## Dataset entries
──────
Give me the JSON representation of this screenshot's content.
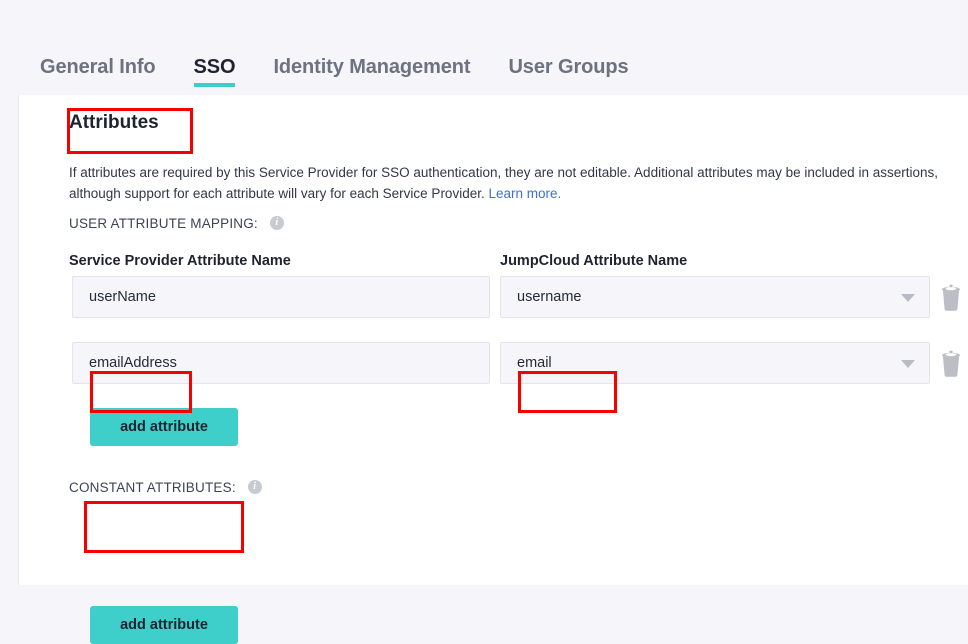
{
  "tabs": [
    {
      "label": "General Info",
      "active": false
    },
    {
      "label": "SSO",
      "active": true
    },
    {
      "label": "Identity Management",
      "active": false
    },
    {
      "label": "User Groups",
      "active": false
    }
  ],
  "panel": {
    "section_title": "Attributes",
    "description_text": "If attributes are required by this Service Provider for SSO authentication, they are not editable. Additional attributes may be included in assertions, although support for each attribute will vary for each Service Provider. ",
    "learn_more_label": "Learn more.",
    "user_attribute_mapping_label": "USER ATTRIBUTE MAPPING:",
    "constant_attributes_label": "CONSTANT ATTRIBUTES:",
    "info_icon_glyph": "i",
    "columns": {
      "service_provider": "Service Provider Attribute Name",
      "jumpcloud": "JumpCloud Attribute Name"
    },
    "rows": [
      {
        "sp_value": "userName",
        "sp_placeholder": "Service Provider Attribute Name",
        "jc_value": "username",
        "jc_placeholder": "JumpCloud Attribute Name",
        "delete_icon": "trash-icon",
        "caret_icon": "chevron-down-icon"
      },
      {
        "sp_value": "emailAddress",
        "sp_placeholder": "Service Provider Attribute Name",
        "jc_value": "email",
        "jc_placeholder": "JumpCloud Attribute Name",
        "delete_icon": "trash-icon",
        "caret_icon": "chevron-down-icon"
      }
    ],
    "add_attribute_user_label": "add attribute",
    "add_attribute_constant_label": "add attribute"
  },
  "colors": {
    "accent_teal": "#3ecfcb",
    "annotation_red": "#f70000",
    "link_blue": "#3d6fd1",
    "page_bg": "#f5f5fa",
    "field_bg": "#f5f5fa",
    "text_dark": "#1e2330"
  }
}
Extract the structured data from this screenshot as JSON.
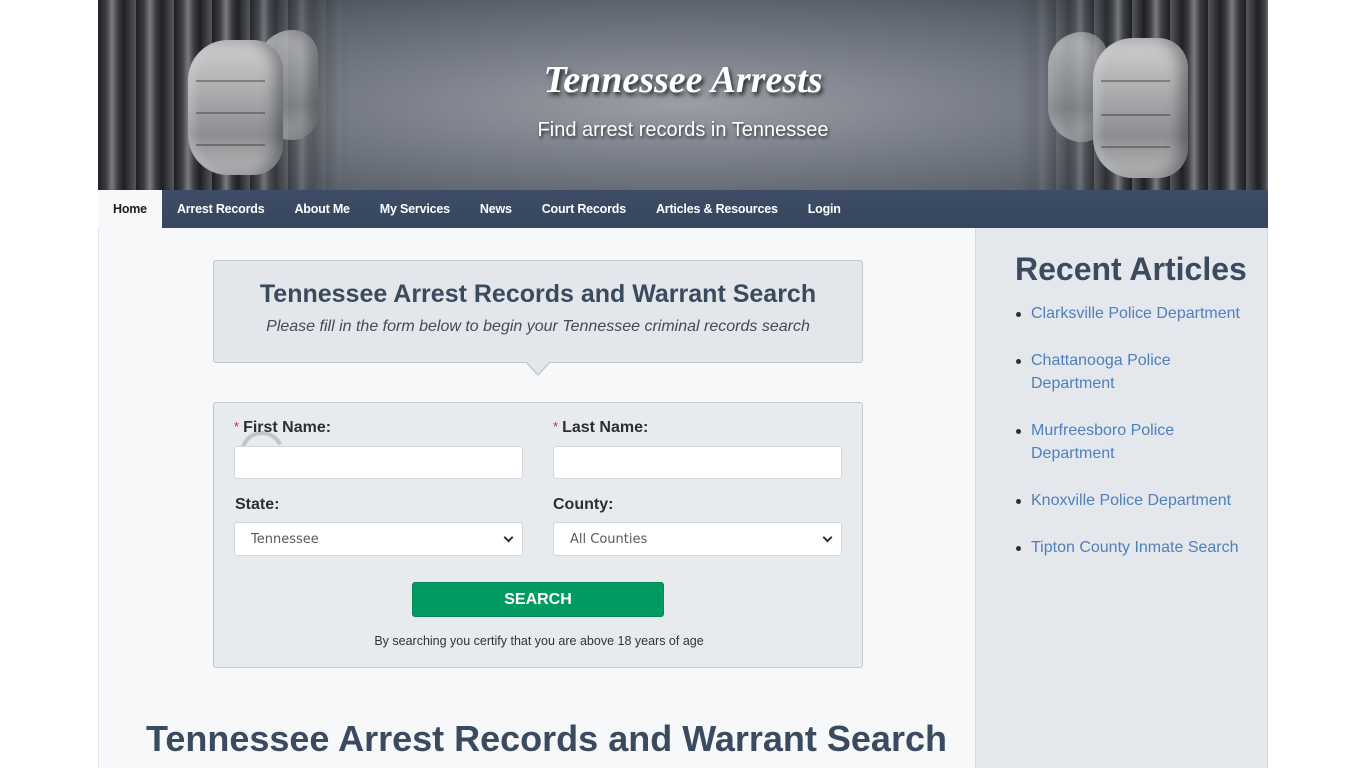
{
  "header": {
    "site_title": "Tennessee Arrests",
    "tagline": "Find arrest records in Tennessee"
  },
  "nav": {
    "items": [
      {
        "label": "Home",
        "active": true
      },
      {
        "label": "Arrest Records"
      },
      {
        "label": "About Me"
      },
      {
        "label": "My Services"
      },
      {
        "label": "News"
      },
      {
        "label": "Court Records"
      },
      {
        "label": "Articles & Resources"
      },
      {
        "label": "Login"
      }
    ]
  },
  "search_intro": {
    "title": "Tennessee Arrest Records and Warrant Search",
    "subtitle": "Please fill in the form below to begin your Tennessee criminal records search"
  },
  "search_form": {
    "required_marker": "*",
    "first_name": {
      "label": "First Name:",
      "value": "",
      "required": true
    },
    "last_name": {
      "label": "Last Name:",
      "value": "",
      "required": true
    },
    "state": {
      "label": "State:",
      "selected": "Tennessee"
    },
    "county": {
      "label": "County:",
      "selected": "All Counties"
    },
    "search_button": "SEARCH",
    "certify_text": "By searching you certify that you are above 18 years of age"
  },
  "content": {
    "heading": "Tennessee Arrest Records and Warrant Search"
  },
  "sidebar": {
    "title": "Recent Articles",
    "articles": [
      "Clarksville Police Department",
      "Chattanooga Police Department",
      "Murfreesboro Police Department",
      "Knoxville Police Department",
      "Tipton County Inmate Search"
    ]
  },
  "colors": {
    "nav_bg": "#2d3e58",
    "heading_text": "#3a4a5f",
    "search_button": "#019a63",
    "link": "#4f80bb",
    "required": "#d2232a"
  }
}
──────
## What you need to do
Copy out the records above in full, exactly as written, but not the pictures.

## Answer to the exercise
Give me the JSON representation of this screenshot's content.
{
  "tabs": [
    {
      "label": "General Info",
      "active": false
    },
    {
      "label": "SSO",
      "active": true
    },
    {
      "label": "Identity Management",
      "active": false
    },
    {
      "label": "User Groups",
      "active": false
    }
  ],
  "panel": {
    "section_title": "Attributes",
    "description_text": "If attributes are required by this Service Provider for SSO authentication, they are not editable. Additional attributes may be included in assertions, although support for each attribute will vary for each Service Provider. ",
    "learn_more_label": "Learn more.",
    "user_attribute_mapping_label": "USER ATTRIBUTE MAPPING:",
    "constant_attributes_label": "CONSTANT ATTRIBUTES:",
    "info_icon_glyph": "i",
    "columns": {
      "service_provider": "Service Provider Attribute Name",
      "jumpcloud": "JumpCloud Attribute Name"
    },
    "rows": [
      {
        "sp_value": "userName",
        "sp_placeholder": "Service Provider Attribute Name",
        "jc_value": "username",
        "jc_placeholder": "JumpCloud Attribute Name",
        "delete_icon": "trash-icon",
        "caret_icon": "chevron-down-icon"
      },
      {
        "sp_value": "emailAddress",
        "sp_placeholder": "Service Provider Attribute Name",
        "jc_value": "email",
        "jc_placeholder": "JumpCloud Attribute Name",
        "delete_icon": "trash-icon",
        "caret_icon": "chevron-down-icon"
      }
    ],
    "add_attribute_user_label": "add attribute",
    "add_attribute_constant_label": "add attribute"
  },
  "colors": {
    "accent_teal": "#3ecfcb",
    "annotation_red": "#f70000",
    "link_blue": "#3d6fd1",
    "page_bg": "#f5f5fa",
    "field_bg": "#f5f5fa",
    "text_dark": "#1e2330"
  }
}
Extract the structured data from this screenshot as JSON.
{
  "header": {
    "site_title": "Tennessee Arrests",
    "tagline": "Find arrest records in Tennessee"
  },
  "nav": {
    "items": [
      {
        "label": "Home",
        "active": true
      },
      {
        "label": "Arrest Records"
      },
      {
        "label": "About Me"
      },
      {
        "label": "My Services"
      },
      {
        "label": "News"
      },
      {
        "label": "Court Records"
      },
      {
        "label": "Articles & Resources"
      },
      {
        "label": "Login"
      }
    ]
  },
  "search_intro": {
    "title": "Tennessee Arrest Records and Warrant Search",
    "subtitle": "Please fill in the form below to begin your Tennessee criminal records search"
  },
  "search_form": {
    "required_marker": "*",
    "first_name": {
      "label": "First Name:",
      "value": "",
      "required": true
    },
    "last_name": {
      "label": "Last Name:",
      "value": "",
      "required": true
    },
    "state": {
      "label": "State:",
      "selected": "Tennessee"
    },
    "county": {
      "label": "County:",
      "selected": "All Counties"
    },
    "search_button": "SEARCH",
    "certify_text": "By searching you certify that you are above 18 years of age"
  },
  "content": {
    "heading": "Tennessee Arrest Records and Warrant Search"
  },
  "sidebar": {
    "title": "Recent Articles",
    "articles": [
      "Clarksville Police Department",
      "Chattanooga Police Department",
      "Murfreesboro Police Department",
      "Knoxville Police Department",
      "Tipton County Inmate Search"
    ]
  },
  "colors": {
    "nav_bg": "#2d3e58",
    "heading_text": "#3a4a5f",
    "search_button": "#019a63",
    "link": "#4f80bb",
    "required": "#d2232a"
  }
}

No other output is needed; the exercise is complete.